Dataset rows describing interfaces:

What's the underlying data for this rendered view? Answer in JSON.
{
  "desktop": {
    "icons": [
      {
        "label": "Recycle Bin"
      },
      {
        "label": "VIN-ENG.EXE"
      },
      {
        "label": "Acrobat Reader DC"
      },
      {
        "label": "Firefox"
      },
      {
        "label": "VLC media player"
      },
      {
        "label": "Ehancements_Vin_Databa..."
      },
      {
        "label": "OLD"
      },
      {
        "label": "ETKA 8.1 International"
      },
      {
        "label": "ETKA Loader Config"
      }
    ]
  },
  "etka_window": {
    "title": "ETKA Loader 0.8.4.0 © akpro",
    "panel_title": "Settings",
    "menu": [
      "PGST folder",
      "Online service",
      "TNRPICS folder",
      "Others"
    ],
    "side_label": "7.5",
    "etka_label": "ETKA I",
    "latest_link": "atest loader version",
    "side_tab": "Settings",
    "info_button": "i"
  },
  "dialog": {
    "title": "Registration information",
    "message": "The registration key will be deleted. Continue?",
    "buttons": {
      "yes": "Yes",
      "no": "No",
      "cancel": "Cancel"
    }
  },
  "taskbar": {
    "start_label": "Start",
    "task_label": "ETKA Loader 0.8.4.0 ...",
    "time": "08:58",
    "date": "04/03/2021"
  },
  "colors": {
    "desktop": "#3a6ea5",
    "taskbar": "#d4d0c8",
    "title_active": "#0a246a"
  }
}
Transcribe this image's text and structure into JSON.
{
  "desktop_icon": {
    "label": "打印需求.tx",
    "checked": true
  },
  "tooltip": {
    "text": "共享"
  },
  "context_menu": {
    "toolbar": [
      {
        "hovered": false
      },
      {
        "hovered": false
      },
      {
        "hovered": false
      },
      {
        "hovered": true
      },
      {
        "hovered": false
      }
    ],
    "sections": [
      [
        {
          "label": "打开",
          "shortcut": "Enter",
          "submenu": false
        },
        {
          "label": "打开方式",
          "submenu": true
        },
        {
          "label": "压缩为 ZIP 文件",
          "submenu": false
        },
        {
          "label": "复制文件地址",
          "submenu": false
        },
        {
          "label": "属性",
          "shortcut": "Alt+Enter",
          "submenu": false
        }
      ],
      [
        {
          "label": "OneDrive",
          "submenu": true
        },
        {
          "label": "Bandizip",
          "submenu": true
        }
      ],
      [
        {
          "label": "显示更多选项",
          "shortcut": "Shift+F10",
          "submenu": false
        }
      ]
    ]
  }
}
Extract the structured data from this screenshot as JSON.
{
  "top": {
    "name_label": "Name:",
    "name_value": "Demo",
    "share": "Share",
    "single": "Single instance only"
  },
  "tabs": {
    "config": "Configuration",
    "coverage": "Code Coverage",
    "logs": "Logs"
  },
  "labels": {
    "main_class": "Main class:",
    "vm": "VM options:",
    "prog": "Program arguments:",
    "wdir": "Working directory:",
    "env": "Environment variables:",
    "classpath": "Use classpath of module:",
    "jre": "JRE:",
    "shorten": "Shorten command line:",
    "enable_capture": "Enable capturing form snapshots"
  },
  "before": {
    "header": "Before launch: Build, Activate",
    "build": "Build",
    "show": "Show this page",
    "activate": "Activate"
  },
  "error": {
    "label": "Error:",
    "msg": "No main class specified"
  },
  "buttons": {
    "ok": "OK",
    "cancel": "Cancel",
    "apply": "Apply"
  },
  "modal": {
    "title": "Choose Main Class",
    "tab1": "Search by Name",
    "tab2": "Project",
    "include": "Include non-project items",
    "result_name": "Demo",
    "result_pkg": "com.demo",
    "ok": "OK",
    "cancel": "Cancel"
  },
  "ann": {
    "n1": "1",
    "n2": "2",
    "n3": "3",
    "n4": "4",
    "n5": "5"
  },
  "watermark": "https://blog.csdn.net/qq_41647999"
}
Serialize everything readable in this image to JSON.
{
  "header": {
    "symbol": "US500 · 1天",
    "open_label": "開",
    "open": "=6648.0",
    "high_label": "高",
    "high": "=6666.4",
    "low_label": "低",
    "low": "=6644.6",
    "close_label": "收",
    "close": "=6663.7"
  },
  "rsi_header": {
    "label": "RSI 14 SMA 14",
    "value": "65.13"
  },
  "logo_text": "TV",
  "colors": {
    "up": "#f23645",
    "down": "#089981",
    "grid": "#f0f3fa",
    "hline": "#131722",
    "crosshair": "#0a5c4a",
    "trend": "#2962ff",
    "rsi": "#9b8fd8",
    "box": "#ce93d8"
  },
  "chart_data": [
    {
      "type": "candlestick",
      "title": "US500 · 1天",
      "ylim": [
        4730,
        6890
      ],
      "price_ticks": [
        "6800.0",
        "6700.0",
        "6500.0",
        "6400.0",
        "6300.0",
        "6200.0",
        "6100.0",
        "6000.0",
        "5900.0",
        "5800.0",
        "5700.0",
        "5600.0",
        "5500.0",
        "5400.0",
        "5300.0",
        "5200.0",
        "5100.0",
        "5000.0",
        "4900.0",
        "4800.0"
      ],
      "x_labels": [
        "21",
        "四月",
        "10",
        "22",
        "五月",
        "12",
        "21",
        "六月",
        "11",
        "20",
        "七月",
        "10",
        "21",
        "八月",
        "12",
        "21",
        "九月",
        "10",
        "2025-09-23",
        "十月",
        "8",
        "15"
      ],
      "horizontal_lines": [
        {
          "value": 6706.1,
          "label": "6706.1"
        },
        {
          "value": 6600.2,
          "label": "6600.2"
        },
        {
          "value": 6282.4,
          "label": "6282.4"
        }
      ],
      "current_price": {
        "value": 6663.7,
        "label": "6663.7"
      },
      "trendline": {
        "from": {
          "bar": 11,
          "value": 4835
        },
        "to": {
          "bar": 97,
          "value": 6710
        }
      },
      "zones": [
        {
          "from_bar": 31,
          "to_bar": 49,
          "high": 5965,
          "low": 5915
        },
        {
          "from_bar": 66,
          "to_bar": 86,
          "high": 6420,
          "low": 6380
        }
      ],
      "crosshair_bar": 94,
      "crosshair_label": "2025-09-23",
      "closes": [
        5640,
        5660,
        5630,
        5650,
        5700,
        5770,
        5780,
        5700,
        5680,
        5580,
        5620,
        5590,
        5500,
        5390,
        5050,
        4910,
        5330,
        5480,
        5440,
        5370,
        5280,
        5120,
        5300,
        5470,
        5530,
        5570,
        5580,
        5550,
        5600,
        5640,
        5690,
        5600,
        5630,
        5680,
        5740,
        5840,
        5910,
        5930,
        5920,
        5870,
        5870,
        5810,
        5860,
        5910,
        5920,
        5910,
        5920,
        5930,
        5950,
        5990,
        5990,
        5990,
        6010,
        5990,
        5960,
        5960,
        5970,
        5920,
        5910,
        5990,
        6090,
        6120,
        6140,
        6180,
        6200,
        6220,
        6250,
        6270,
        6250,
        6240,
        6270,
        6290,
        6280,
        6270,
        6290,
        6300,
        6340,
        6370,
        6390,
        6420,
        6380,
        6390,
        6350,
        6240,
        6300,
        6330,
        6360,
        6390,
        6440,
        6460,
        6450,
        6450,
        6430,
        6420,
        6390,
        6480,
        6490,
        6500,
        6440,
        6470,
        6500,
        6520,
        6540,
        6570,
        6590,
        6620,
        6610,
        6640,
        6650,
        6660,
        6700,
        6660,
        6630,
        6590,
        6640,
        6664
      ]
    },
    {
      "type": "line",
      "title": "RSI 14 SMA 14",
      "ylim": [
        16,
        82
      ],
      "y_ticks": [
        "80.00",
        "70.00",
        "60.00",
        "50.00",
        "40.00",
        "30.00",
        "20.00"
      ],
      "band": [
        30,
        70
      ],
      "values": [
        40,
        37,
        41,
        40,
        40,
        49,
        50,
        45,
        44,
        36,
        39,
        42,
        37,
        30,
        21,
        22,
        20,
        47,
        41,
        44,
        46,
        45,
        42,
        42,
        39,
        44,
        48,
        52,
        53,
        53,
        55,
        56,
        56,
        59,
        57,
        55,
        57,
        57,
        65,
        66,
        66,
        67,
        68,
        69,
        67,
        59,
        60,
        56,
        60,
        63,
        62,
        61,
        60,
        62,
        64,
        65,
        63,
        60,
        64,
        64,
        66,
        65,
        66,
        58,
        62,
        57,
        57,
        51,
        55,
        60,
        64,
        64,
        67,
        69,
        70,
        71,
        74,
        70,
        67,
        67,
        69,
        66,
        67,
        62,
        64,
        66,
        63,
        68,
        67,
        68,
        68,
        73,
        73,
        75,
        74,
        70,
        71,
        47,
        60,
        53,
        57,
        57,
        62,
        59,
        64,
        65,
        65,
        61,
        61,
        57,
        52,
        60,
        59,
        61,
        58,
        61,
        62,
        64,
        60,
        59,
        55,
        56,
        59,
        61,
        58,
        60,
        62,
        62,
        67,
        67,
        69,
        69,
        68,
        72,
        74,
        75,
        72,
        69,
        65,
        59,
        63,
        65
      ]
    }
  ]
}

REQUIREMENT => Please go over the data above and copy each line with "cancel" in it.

ANSWER TO THIS EXERCISE =>
      "cancel": "Cancel"
    "cancel": "Cancel",
    "cancel": "Cancel"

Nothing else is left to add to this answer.